"So am I to understand you are proposing that mankind will somehow break all known laws of physics to find these life forms on places we can't verify exist across distances we can never cover even if we had extra solar craft able to go one hundred thousand times the speed of light?"
I said nothing about "breaking physics" and finding lifeforms on other planets. We are arguing whether or not it is reasonable to believe that they exist. Not about finding them.

"If a tree falls in a forest with no one around to hear it, does it make a sound? The answer is no, it doesn't."
Why not?

sound1
sound/
noun
1. sound produced by continuous and regular vibrations, as opposed to noise.

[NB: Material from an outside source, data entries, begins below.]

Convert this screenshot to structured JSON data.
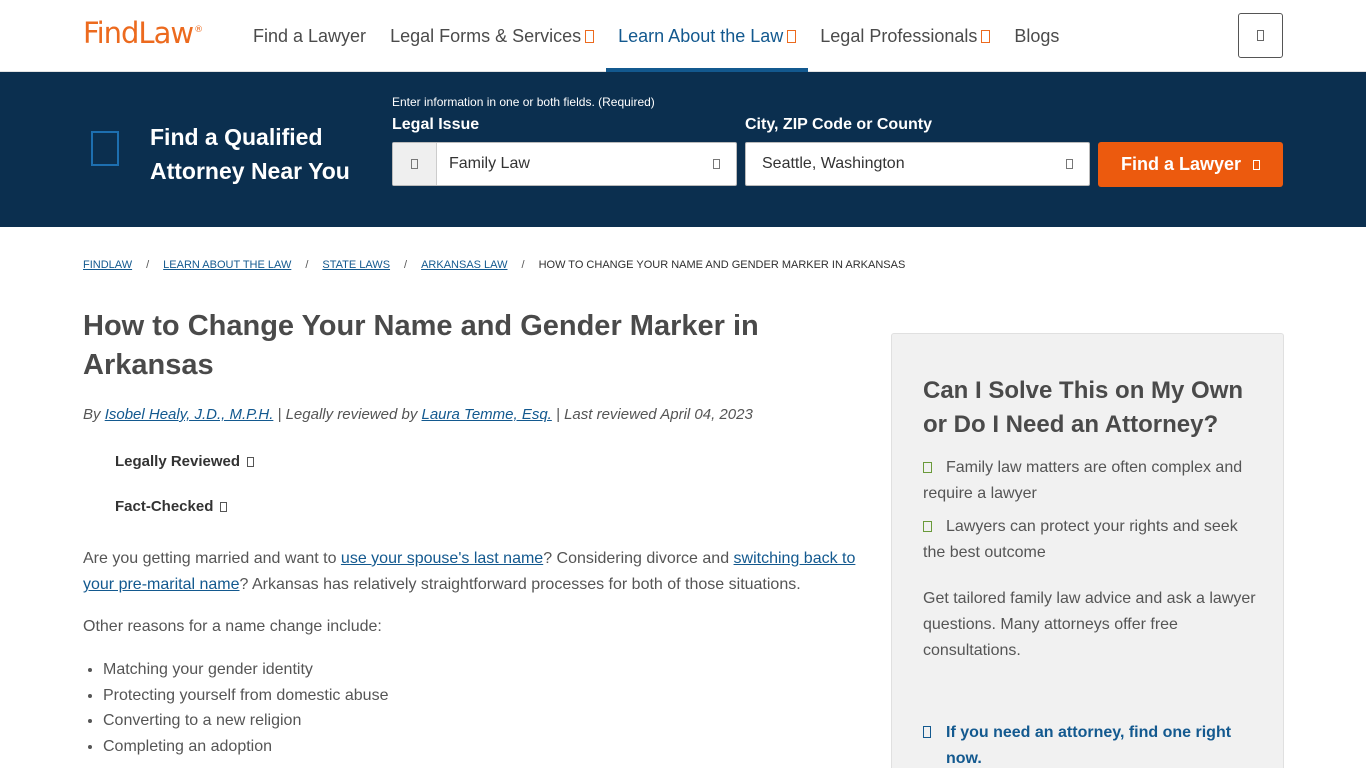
{
  "nav": {
    "logo": "FindLaw",
    "logo_mark": "®",
    "links": [
      {
        "label": "Find a Lawyer"
      },
      {
        "label": "Legal Forms & Services"
      },
      {
        "label": "Learn About the Law"
      },
      {
        "label": "Legal Professionals"
      },
      {
        "label": "Blogs"
      }
    ]
  },
  "search": {
    "heading": "Find a Qualified Attorney Near You",
    "hint": "Enter information in one or both fields. (Required)",
    "issue_label": "Legal Issue",
    "issue_value": "Family Law",
    "location_label": "City, ZIP Code or County",
    "location_value": "Seattle, Washington",
    "button": "Find a Lawyer"
  },
  "breadcrumb": [
    "FINDLAW",
    "LEARN ABOUT THE LAW",
    "STATE LAWS",
    "ARKANSAS LAW",
    "HOW TO CHANGE YOUR NAME AND GENDER MARKER IN ARKANSAS"
  ],
  "breadcrumb_sep": "/",
  "article": {
    "title": "How to Change Your Name and Gender Marker in Arkansas",
    "by": "By ",
    "author": "Isobel Healy, J.D., M.P.H.",
    "reviewed_prefix": " | Legally reviewed by ",
    "reviewer": "Laura Temme, Esq.",
    "last_reviewed": " | Last reviewed April 04, 2023",
    "badge_reviewed": "Legally Reviewed",
    "badge_checked": "Fact-Checked",
    "p1_a": "Are you getting married and want to ",
    "p1_link1": "use your spouse's last name",
    "p1_b": "? Considering divorce and ",
    "p1_link2": "switching back to your pre-marital name",
    "p1_c": "? Arkansas has relatively straightforward processes for both of those situations.",
    "p2": "Other reasons for a name change include:",
    "reasons": [
      "Matching your gender identity",
      "Protecting yourself from domestic abuse",
      "Converting to a new religion",
      "Completing an adoption"
    ]
  },
  "sidebar": {
    "title": "Can I Solve This on My Own or Do I Need an Attorney?",
    "points": [
      "Family law matters are often complex and require a lawyer",
      "Lawyers can protect your rights and seek the best outcome"
    ],
    "body": "Get tailored family law advice and ask a lawyer questions. Many attorneys offer free consultations.",
    "link": "If you need an attorney, find one right now."
  }
}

The definition of sound means that the tree will still make a sound. It will create vibrations through the medium that it is in (air).

"For life to exist, it must be interpreted as life. If I burn a paper, it moves, it splits apart, creating more burning papers, and creates offspring of ash, all the while consuming air. But is it alive? Of course it isn't."
You do not define living things by whether it moves. Cars move but they are not living. Living things are determined by whether or not it has functioning cells.

"So you cannot assume that life exists just because there is an environment to support it."
Actually you can. It is reasonable to believe that there is life in places where the environment can support life.
Debate Round No. 3
jajkalope105

Pro

jajkalope105 forfeited this round.
TheRussian

Con

I have nothing to refute.
Debate Round No. 4
jajkalope105

Pro

jajkalope105 forfeited this round.
TheRussian

Con

Thank you for the debate.
Debate Round No. 5
1 comment has been posted on this debate.
Posted by Elijahhill97 2 years ago
Elijahhill97
if you change your topic sentence I will accept. Your topic makes it in favor of you.
1 votes has been placed for this debate.
Vote Placed by iamanatheistandthisiswhy 2 years ago
iamanatheistandthisiswhy
jajkalope105TheRussian
Who won the debate:-Vote Checkmark
Reasons for voting decision: I am sad Pro decided to forfeit, although at that point Con was winning the debate anyways. So while disappointing I think Con still would have won. Interesting arguments Con used and Pro could have made a better resolution or a stronger case for aliens not existing.